Unlike the vehicle-centric Mario Party 10 on Wii U, Star Rush is more of a return to the series’ tried and true formula – albeit one that has taken into consideration the isolating nature of a handheld gaming console. To Nintendo’s credit, the developer has gone about implementing a way for those that don’t have the game (but own a 3DS) to get in on the action, and it helps to break down the barriers that were so prominent in the hardware’s previous lacklustre iteration, Island Tour. By simply downloading a Mario Party-branded application referred to as “Party Guest” on the eShop, up to three additional users sans Party can partake in the action – provided at least one user has the game.
While the download is a great option for those attempting to recreate the living room sessions that the home console versions provided, Star Rush never does quite capture that magic of playing whilst gathered around the television. This is simply the result of the hardware’s single-player design – something that the Nintendo Switch seems keen on clearing up – but Nintendo has done its due diligence in ensuring that multiplayer is as accessible as possible. Even then, there are still several core modes for players that may not have friends or siblings with additional 3DS units on-hand.
In lieu of multiplayer accessibility, the developers behind the product have implemented an RPG system of sorts that allows gamers to level up as they play. As new tiers are reached by users, new characters and modes will unlock, which will cultivate a strong desire on the part of players to earn everything that is tucked away. The process can, at times, feel like a bit of a grind, but the Party title will roll out a new mode just as a sense of tediousness begins to set in – giving fans a new way to play. Admittedly, unlocking everything doesn’t take an absurd amount of time, which is probably best for players hoping to engage with immediate friends and additional content.
In total, seven different modes await players in Mario Party: Star Rush in the form of Toad Scramble, Coinathalon, Balloon Bash, Rhythm Recital, Mario Shuffle, Boo’s Block Party, and Challenge Tower. Each offer a different way to play, with Toad Scramble quickly ascending above the others. Throwing users into the role of the ever-generic Toad, players are required to maneuver around a grid utilizing dice rolls. Others change things up by encouraging fast-paced coin collection or strategic Star gathering, and the game does innovate through these venues.
What’s lacking, however, is the tried and true layout that gamers accustomed to the series may have expected. Instead of turn-based dice punches and movements that will send users through a standard looped board, fans are instead thrown into a series of different grids (in several of the core modes, at least) and will move simultaneously alongside their opponents. It’s a significant changeup that is sure to strike many as odd, but it is an effective change of pace when stacked up alongside previous iterations. It’s not as if this is an overwhelmingly negative note, but it feels somewhat incomplete when resources have been dedicated to a few game modes that don’t standout as must-have experiences.
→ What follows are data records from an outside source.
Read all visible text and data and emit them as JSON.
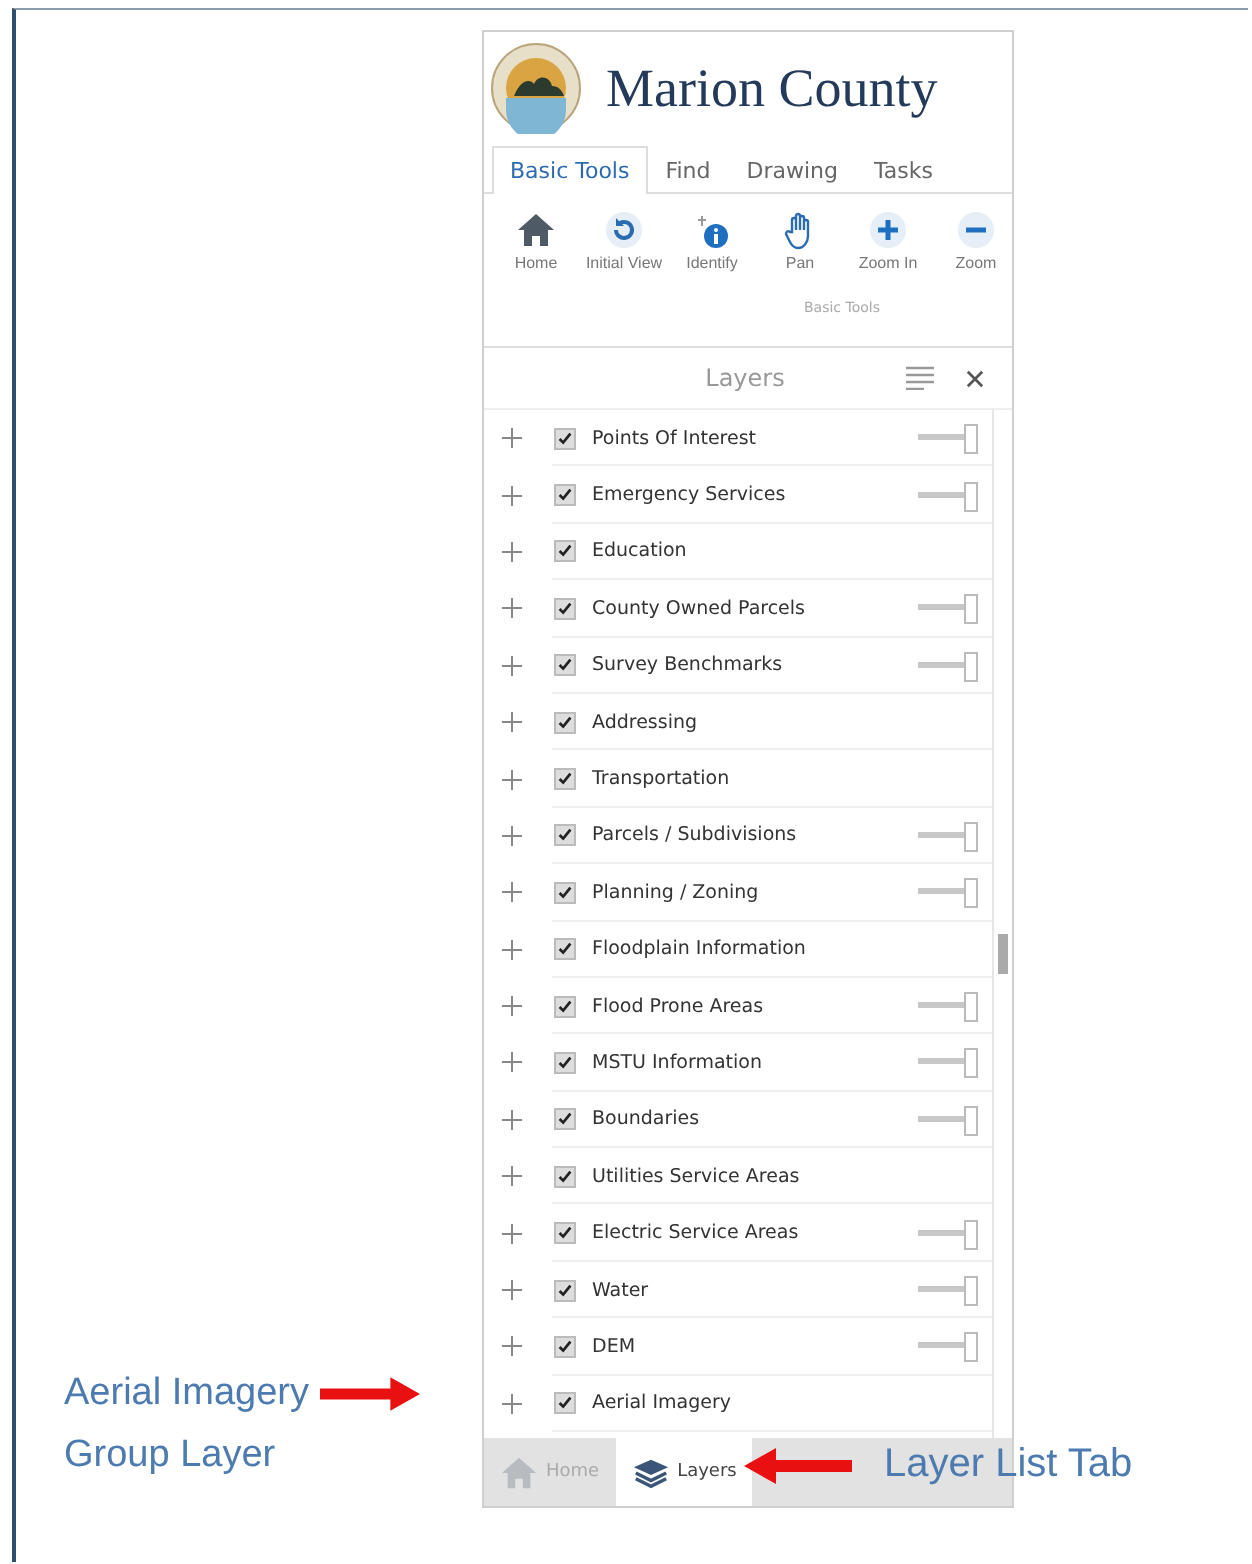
{
  "header": {
    "title": "Marion County"
  },
  "tabs": [
    {
      "label": "Basic Tools",
      "selected": true
    },
    {
      "label": "Find",
      "selected": false
    },
    {
      "label": "Drawing",
      "selected": false
    },
    {
      "label": "Tasks",
      "selected": false
    }
  ],
  "toolbar": {
    "tools": [
      {
        "kind": "home",
        "label": "Home"
      },
      {
        "kind": "initial-view",
        "label": "Initial View"
      },
      {
        "kind": "identify",
        "label": "Identify"
      },
      {
        "kind": "pan",
        "label": "Pan"
      },
      {
        "kind": "zoom-in",
        "label": "Zoom In"
      },
      {
        "kind": "zoom-out",
        "label": "Zoom"
      }
    ],
    "group_label": "Basic Tools"
  },
  "layers_panel": {
    "title": "Layers",
    "layers": [
      {
        "name": "Points Of Interest",
        "checked": true,
        "level": 1
      },
      {
        "name": "Emergency Services",
        "checked": true,
        "level": 1
      },
      {
        "name": "Education",
        "checked": true
      },
      {
        "name": "County Owned Parcels",
        "checked": true,
        "level": 1
      },
      {
        "name": "Survey Benchmarks",
        "checked": true,
        "level": 1
      },
      {
        "name": "Addressing",
        "checked": true
      },
      {
        "name": "Transportation",
        "checked": true
      },
      {
        "name": "Parcels / Subdivisions",
        "checked": true,
        "level": 1
      },
      {
        "name": "Planning / Zoning",
        "checked": true,
        "level": 1
      },
      {
        "name": "Floodplain Information",
        "checked": true
      },
      {
        "name": "Flood Prone Areas",
        "checked": true,
        "level": 1
      },
      {
        "name": "MSTU Information",
        "checked": true,
        "level": 1
      },
      {
        "name": "Boundaries",
        "checked": true,
        "level": 1
      },
      {
        "name": "Utilities Service Areas",
        "checked": true
      },
      {
        "name": "Electric Service Areas",
        "checked": true,
        "level": 1
      },
      {
        "name": "Water",
        "checked": true,
        "level": 1
      },
      {
        "name": "DEM",
        "checked": true,
        "level": 1
      },
      {
        "name": "Aerial Imagery",
        "checked": true
      }
    ]
  },
  "bottom_tabs": [
    {
      "kind": "home",
      "label": "Home",
      "selected": false
    },
    {
      "kind": "layers",
      "label": "Layers",
      "selected": true
    }
  ],
  "annotations": {
    "left": [
      "Aerial Imagery",
      "Group Layer"
    ],
    "right": "Layer List Tab"
  }
}
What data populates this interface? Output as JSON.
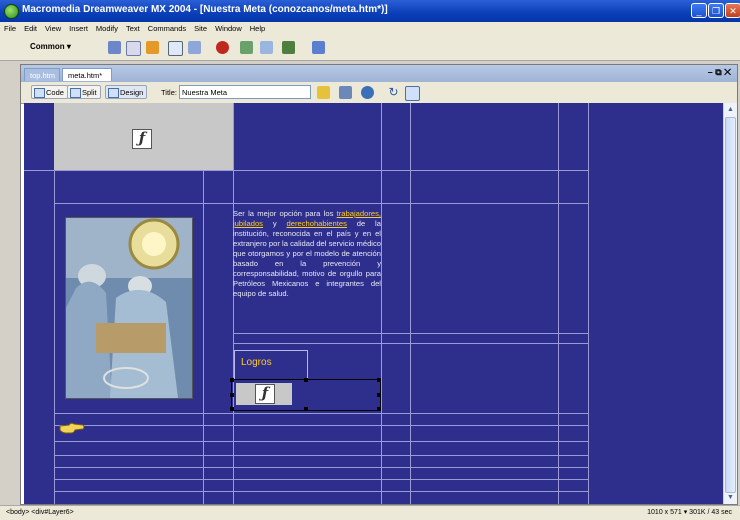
{
  "window": {
    "title": "Macromedia Dreamweaver MX 2004 - [Nuestra Meta (conozcanos/meta.htm*)]"
  },
  "menu": [
    "File",
    "Edit",
    "View",
    "Insert",
    "Modify",
    "Text",
    "Commands",
    "Site",
    "Window",
    "Help"
  ],
  "insert_bar": {
    "category": "Common"
  },
  "tabs": {
    "inactive": "top.htm",
    "active": "meta.htm*"
  },
  "doc_toolbar": {
    "code": "Code",
    "split": "Split",
    "design": "Design",
    "title_label": "Title:",
    "title_value": "Nuestra Meta"
  },
  "content": {
    "para_highlight1": "trabajadores,",
    "para_highlight2": "jubilados",
    "para_y": "y",
    "para_highlight3": "derechohabientes",
    "para_intro": "Ser la mejor opción para los",
    "para_rest": "de la institución, reconocida en el país y en el extranjero por la calidad del servicio médico que otorgamos y por el modelo de atención basado en la prevención y corresponsabilidad, motivo de orgullo para Petróleos Mexicanos e integrantes del equipo de salud.",
    "logros": "Logros"
  },
  "status": {
    "tags": "<body> <div#Layer6>",
    "info": "1010 x 571 ▾ 301K / 43 sec"
  },
  "colors": {
    "canvas": "#2e2e8c",
    "accent": "#ffcc22",
    "titlebar": "#0a3fb8"
  }
}
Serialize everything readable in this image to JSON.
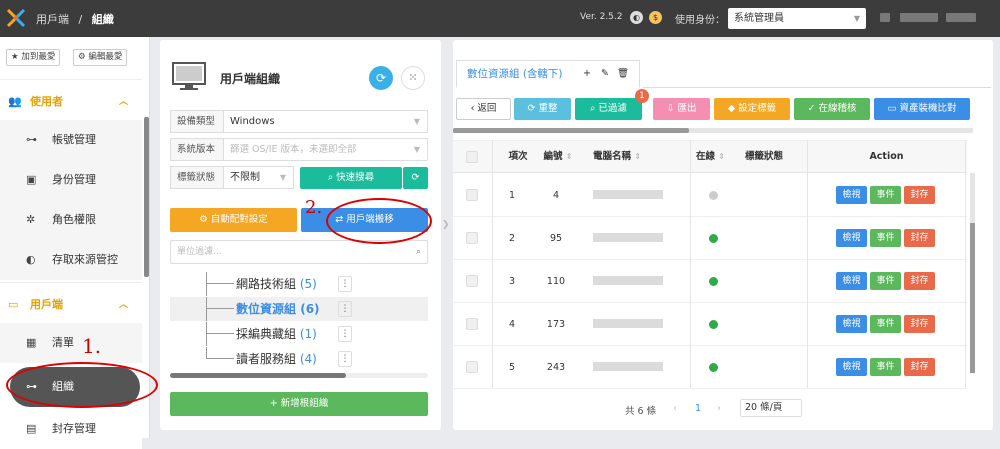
{
  "topbar": {
    "app": "用戶端",
    "separator": "/",
    "page": "組織",
    "version": "Ver. 2.5.2",
    "identity_label": "使用身份：",
    "role": "系統管理員"
  },
  "sidebar": {
    "fav_add": "加到最愛",
    "fav_edit": "編輯最愛",
    "groups": [
      {
        "label": "使用者",
        "icon": "users-icon",
        "items": [
          {
            "label": "帳號管理",
            "icon": "sitemap-icon"
          },
          {
            "label": "身份管理",
            "icon": "id-card-icon"
          },
          {
            "label": "角色權限",
            "icon": "roles-icon"
          },
          {
            "label": "存取來源管控",
            "icon": "shield-icon"
          }
        ]
      },
      {
        "label": "用戶端",
        "icon": "desktop-icon",
        "items": [
          {
            "label": "清單",
            "icon": "table-icon"
          },
          {
            "label": "組織",
            "icon": "sitemap-icon",
            "active": true
          },
          {
            "label": "封存管理",
            "icon": "archive-icon"
          }
        ]
      }
    ]
  },
  "org": {
    "title": "用戶端組織",
    "fields": [
      {
        "label": "設備類型",
        "value": "Windows",
        "placeholder": ""
      },
      {
        "label": "系統版本",
        "value": "",
        "placeholder": "篩選 OS/IE 版本，未選即全部"
      },
      {
        "label": "標籤狀態",
        "value": "不限制",
        "placeholder": ""
      }
    ],
    "quick_search": "快速搜尋",
    "auto_config": "自動配對設定",
    "migrate": "用戶端搬移",
    "filter_placeholder": "單位過濾...",
    "tree": [
      {
        "label": "網路技術組",
        "count": "(5)"
      },
      {
        "label": "數位資源組",
        "count": "(6)",
        "selected": true
      },
      {
        "label": "採編典藏組",
        "count": "(1)"
      },
      {
        "label": "讀者服務組",
        "count": "(4)"
      }
    ],
    "add_root": "新增根組織"
  },
  "main": {
    "tab": "數位資源組 (含轄下)",
    "toolbar": [
      {
        "label": "返回",
        "icon": "chevron-left-icon",
        "color": "#ffffff"
      },
      {
        "label": "重整",
        "icon": "refresh-icon",
        "color": "#5bc0de"
      },
      {
        "label": "已過濾",
        "icon": "search-icon",
        "color": "#1abc9c"
      },
      {
        "label": "匯出",
        "icon": "download-icon",
        "color": "#f48fb1"
      },
      {
        "label": "設定標籤",
        "icon": "tag-icon",
        "color": "#f5a623"
      },
      {
        "label": "在線稽核",
        "icon": "check-circle-icon",
        "color": "#5cb85c"
      },
      {
        "label": "資產裝機比對",
        "icon": "monitor-icon",
        "color": "#3a8ee6"
      }
    ],
    "filter_badge": "1",
    "columns": [
      "項次",
      "編號",
      "電腦名稱",
      "在線",
      "標籤狀態",
      "Action"
    ],
    "rows": [
      {
        "index": "1",
        "id": "4",
        "online": false
      },
      {
        "index": "2",
        "id": "95",
        "online": true
      },
      {
        "index": "3",
        "id": "110",
        "online": true
      },
      {
        "index": "4",
        "id": "173",
        "online": true
      },
      {
        "index": "5",
        "id": "243",
        "online": true
      }
    ],
    "actions": [
      "檢視",
      "事件",
      "封存"
    ],
    "action_colors": [
      "#3a8ee6",
      "#5cb85c",
      "#e86a4a"
    ],
    "pager": {
      "total": "共 6 條",
      "prev": "‹",
      "page": "1",
      "next": "›",
      "size": "20 條/頁"
    }
  },
  "annotations": [
    "1.",
    "2."
  ],
  "colors": {
    "accent": "#e6a100",
    "primary": "#3a8ee6",
    "online": "#2eaa4a",
    "offline": "#cccccc"
  }
}
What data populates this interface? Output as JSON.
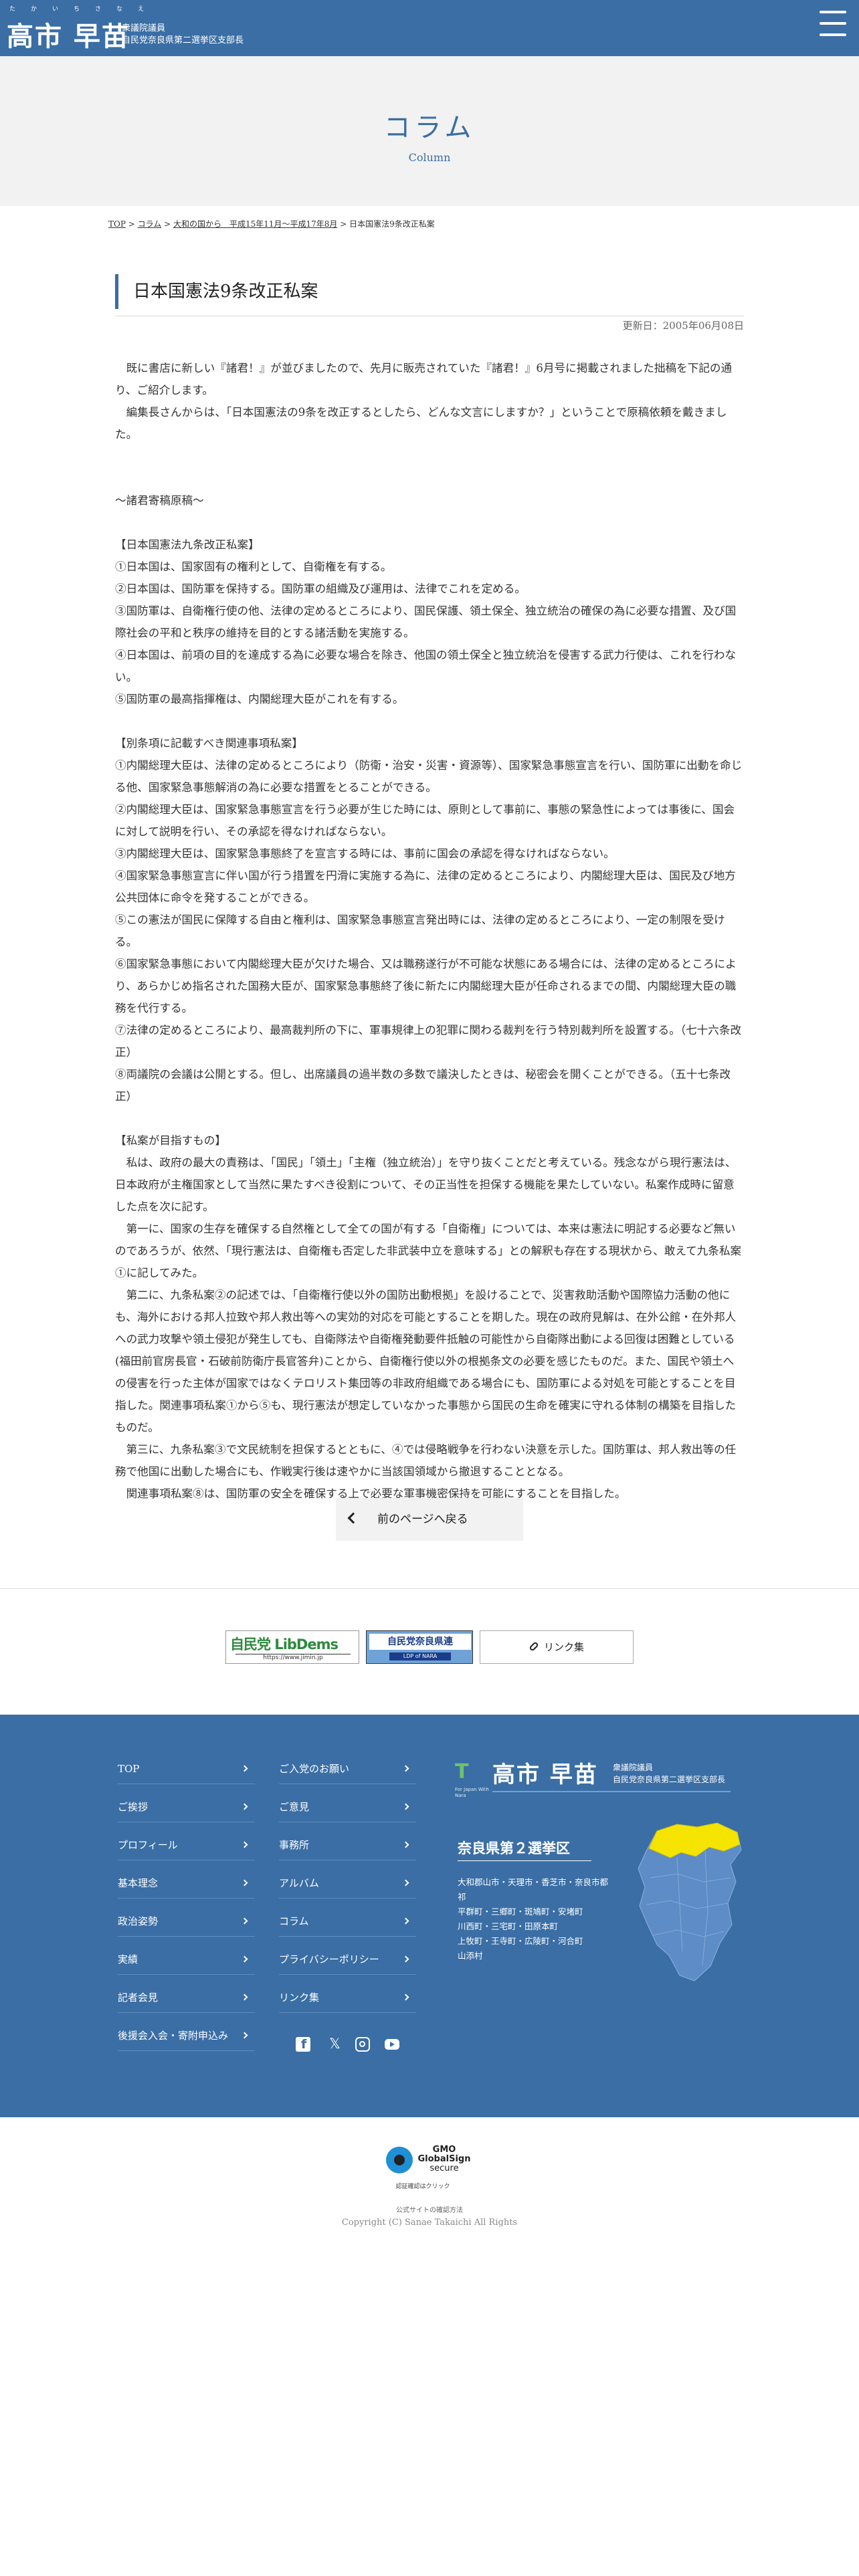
{
  "colors": {
    "brand": "#3a6ea5",
    "footer_bg": "#3a6ea5",
    "hero_bg": "#f2f2f2"
  },
  "header": {
    "logo_ruby": "たかいちさなえ",
    "logo_name": "高市 早苗",
    "logo_sub1": "衆議院議員",
    "logo_sub2": "自民党奈良県第二選挙区支部長",
    "menu_icon": "hamburger-icon"
  },
  "hero": {
    "title": "コラム",
    "subtitle": "Column"
  },
  "breadcrumb": {
    "items": [
      "TOP",
      "コラム",
      "大和の国から　平成15年11月～平成17年8月"
    ],
    "separator": " > ",
    "current": "日本国憲法9条改正私案"
  },
  "article": {
    "title": "日本国憲法9条改正私案",
    "updated": "更新日：2005年06月08日",
    "intro": [
      "既に書店に新しい『諸君！』が並びましたので、先月に販売されていた『諸君！』6月号に掲載されました拙稿を下記の通り、ご紹介します。",
      "編集長さんからは、「日本国憲法の9条を改正するとしたら、どんな文言にしますか？」ということで原稿依頼を戴きました。"
    ],
    "contribution_heading": "～諸君寄稿原稿～",
    "amendment_heading": "【日本国憲法九条改正私案】",
    "amendment_items": [
      "①日本国は、国家固有の権利として、自衛権を有する。",
      "②日本国は、国防軍を保持する。国防軍の組織及び運用は、法律でこれを定める。",
      "③国防軍は、自衛権行使の他、法律の定めるところにより、国民保護、領土保全、独立統治の確保の為に必要な措置、及び国際社会の平和と秩序の維持を目的とする諸活動を実施する。",
      "④日本国は、前項の目的を達成する為に必要な場合を除き、他国の領土保全と独立統治を侵害する武力行使は、これを行わない。",
      "⑤国防軍の最高指揮権は、内閣総理大臣がこれを有する。"
    ],
    "related_heading": "【別条項に記載すべき関連事項私案】",
    "related_items": [
      "①内閣総理大臣は、法律の定めるところにより（防衛・治安・災害・資源等）、国家緊急事態宣言を行い、国防軍に出動を命じる他、国家緊急事態解消の為に必要な措置をとることができる。",
      "②内閣総理大臣は、国家緊急事態宣言を行う必要が生じた時には、原則として事前に、事態の緊急性によっては事後に、国会に対して説明を行い、その承認を得なければならない。",
      "③内閣総理大臣は、国家緊急事態終了を宣言する時には、事前に国会の承認を得なければならない。",
      "④国家緊急事態宣言に伴い国が行う措置を円滑に実施する為に、法律の定めるところにより、内閣総理大臣は、国民及び地方公共団体に命令を発することができる。",
      "⑤この憲法が国民に保障する自由と権利は、国家緊急事態宣言発出時には、法律の定めるところにより、一定の制限を受ける。",
      "⑥国家緊急事態において内閣総理大臣が欠けた場合、又は職務遂行が不可能な状態にある場合には、法律の定めるところにより、あらかじめ指名された国務大臣が、国家緊急事態終了後に新たに内閣総理大臣が任命されるまでの間、内閣総理大臣の職務を代行する。",
      "⑦法律の定めるところにより、最高裁判所の下に、軍事規律上の犯罪に関わる裁判を行う特別裁判所を設置する。（七十六条改正）",
      "⑧両議院の会議は公開とする。但し、出席議員の過半数の多数で議決したときは、秘密会を開くことができる。（五十七条改正）"
    ],
    "aim_heading": "【私案が目指すもの】",
    "aim_paragraphs": [
      "私は、政府の最大の責務は、「国民」「領土」「主権（独立統治）」を守り抜くことだと考えている。残念ながら現行憲法は、日本政府が主権国家として当然に果たすべき役割について、その正当性を担保する機能を果たしていない。私案作成時に留意した点を次に記す。",
      "第一に、国家の生存を確保する自然権として全ての国が有する「自衛権」については、本来は憲法に明記する必要など無いのであろうが、依然、「現行憲法は、自衛権も否定した非武装中立を意味する」との解釈も存在する現状から、敢えて九条私案①に記してみた。",
      "第二に、九条私案②の記述では、「自衛権行使以外の国防出動根拠」を設けることで、災害救助活動や国際協力活動の他にも、海外における邦人拉致や邦人救出等への実効的対応を可能とすることを期した。現在の政府見解は、在外公館・在外邦人への武力攻撃や領土侵犯が発生しても、自衛隊法や自衛権発動要件抵触の可能性から自衛隊出動による回復は困難としている(福田前官房長官・石破前防衛庁長官答弁)ことから、自衛権行使以外の根拠条文の必要を感じたものだ。また、国民や領土への侵害を行った主体が国家ではなくテロリスト集団等の非政府組織である場合にも、国防軍による対処を可能とすることを目指した。関連事項私案①から⑤も、現行憲法が想定していなかった事態から国民の生命を確実に守れる体制の構築を目指したものだ。",
      "第三に、九条私案③で文民統制を担保するとともに、④では侵略戦争を行わない決意を示した。国防軍は、邦人救出等の任務で他国に出動した場合にも、作戦実行後は速やかに当該国領域から撤退することとなる。",
      "関連事項私案⑧は、国防軍の安全を確保する上で必要な軍事機密保持を可能にすることを目指した。"
    ]
  },
  "back_button": {
    "label": "前のページへ戻る",
    "icon": "chevron-left-icon"
  },
  "banners": {
    "jimin_logo_text": "自民党 LibDems",
    "jimin_url": "https://www.jimin.jp",
    "nara_text": "自民党奈良県連",
    "nara_sub": "LDP of NARA",
    "links_label": "リンク集",
    "links_icon": "link-icon"
  },
  "footer": {
    "nav_col1": [
      "TOP",
      "ご挨拶",
      "プロフィール",
      "基本理念",
      "政治姿勢",
      "実績",
      "記者会見",
      "後援会入会・寄附申込み"
    ],
    "nav_col2": [
      "ご入党のお願い",
      "ご意見",
      "事務所",
      "アルバム",
      "コラム",
      "プライバシーポリシー",
      "リンク集"
    ],
    "social_icons": [
      "facebook-icon",
      "x-icon",
      "instagram-icon",
      "youtube-icon"
    ],
    "logo_mark": "T",
    "logo_tagline": "For Japan With Nara",
    "logo_name": "高市 早苗",
    "logo_sub1": "衆議院議員",
    "logo_sub2": "自民党奈良県第二選挙区支部長",
    "district_title": "奈良県第２選挙区",
    "district_lines": [
      "大和郡山市・天理市・香芝市・奈良市都祁",
      "平群町・三郷町・斑鳩町・安堵町",
      "川西町・三宅町・田原本町",
      "上牧町・王寺町・広陵町・河合町",
      "山添村"
    ],
    "map_highlight_color": "#f5e400",
    "map_base_color": "#5e8cc6"
  },
  "bottom": {
    "gmo_line1": "GMO",
    "gmo_line2": "GlobalSign",
    "gmo_line3": "secure",
    "gmo_badge": "認証確認はクリック",
    "official_note": "公式サイトの確認方法",
    "copyright": "Copyright (C) Sanae Takaichi All Rights"
  }
}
In closing, Mario Party: Star Rush is an enjoyable sign that Nintendo is still willing to experiment with the series. More importantly, it’s proof that the developer will go out of its way to accommodate those hoping to play with nearby friends, and that’s a noteworthy selling point for a notorious multiplayer title. It may not be a revolutionary leap forward for the property, but it’s an enjoyable step in the right direction that offers 3DS owners something that’s as familiar as it can be different.
Mario Party: Star Rush is currently available on Nintendo 3DS and Nintendo 2DS.
Nintendo provided Game Rant with a physical copy of Mario Party: Star Rush on Nintendo 3DS for review purposes.